Give the number of lines in the records below that include the word "Daily", and add nothing to it.

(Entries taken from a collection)
###
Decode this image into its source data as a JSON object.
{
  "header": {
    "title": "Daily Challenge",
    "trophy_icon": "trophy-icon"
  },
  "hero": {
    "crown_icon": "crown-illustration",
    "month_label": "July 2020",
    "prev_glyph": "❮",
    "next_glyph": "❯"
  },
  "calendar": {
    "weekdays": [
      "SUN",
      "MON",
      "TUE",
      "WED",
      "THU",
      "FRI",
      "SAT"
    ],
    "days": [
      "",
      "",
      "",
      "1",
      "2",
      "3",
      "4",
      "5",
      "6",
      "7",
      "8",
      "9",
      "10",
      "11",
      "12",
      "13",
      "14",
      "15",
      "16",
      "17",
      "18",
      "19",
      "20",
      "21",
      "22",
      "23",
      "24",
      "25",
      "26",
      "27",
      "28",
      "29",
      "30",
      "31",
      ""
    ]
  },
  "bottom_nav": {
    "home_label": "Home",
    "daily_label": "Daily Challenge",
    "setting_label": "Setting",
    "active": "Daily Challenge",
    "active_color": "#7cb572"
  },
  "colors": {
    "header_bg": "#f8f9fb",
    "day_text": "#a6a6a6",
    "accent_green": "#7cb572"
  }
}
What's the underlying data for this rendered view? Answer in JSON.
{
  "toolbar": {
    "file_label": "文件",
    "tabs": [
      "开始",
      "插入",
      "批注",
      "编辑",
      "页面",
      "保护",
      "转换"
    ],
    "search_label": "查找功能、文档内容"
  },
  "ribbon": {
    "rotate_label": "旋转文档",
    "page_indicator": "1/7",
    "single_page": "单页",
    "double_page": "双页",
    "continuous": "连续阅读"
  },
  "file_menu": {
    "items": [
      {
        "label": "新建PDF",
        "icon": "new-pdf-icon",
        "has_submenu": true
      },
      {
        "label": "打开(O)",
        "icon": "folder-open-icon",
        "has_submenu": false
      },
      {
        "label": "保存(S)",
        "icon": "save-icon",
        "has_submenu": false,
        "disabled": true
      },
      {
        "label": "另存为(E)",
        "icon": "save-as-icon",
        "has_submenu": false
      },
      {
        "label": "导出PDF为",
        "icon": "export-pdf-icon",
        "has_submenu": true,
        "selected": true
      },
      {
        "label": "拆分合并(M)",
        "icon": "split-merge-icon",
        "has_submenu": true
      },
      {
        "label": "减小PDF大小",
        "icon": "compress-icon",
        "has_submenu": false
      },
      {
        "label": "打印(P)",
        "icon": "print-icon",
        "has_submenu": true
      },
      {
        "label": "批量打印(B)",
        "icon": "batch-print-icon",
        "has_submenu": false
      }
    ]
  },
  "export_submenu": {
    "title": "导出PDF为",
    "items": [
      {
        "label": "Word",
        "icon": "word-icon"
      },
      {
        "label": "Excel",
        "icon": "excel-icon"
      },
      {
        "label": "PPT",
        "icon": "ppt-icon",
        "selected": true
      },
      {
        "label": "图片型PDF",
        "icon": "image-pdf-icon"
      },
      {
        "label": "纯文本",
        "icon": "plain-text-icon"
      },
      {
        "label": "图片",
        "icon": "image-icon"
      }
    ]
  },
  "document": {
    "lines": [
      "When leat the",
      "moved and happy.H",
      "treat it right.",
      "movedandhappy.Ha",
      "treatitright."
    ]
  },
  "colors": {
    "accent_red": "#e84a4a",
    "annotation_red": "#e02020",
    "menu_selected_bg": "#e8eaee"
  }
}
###
→ **TASK ANSWER**
3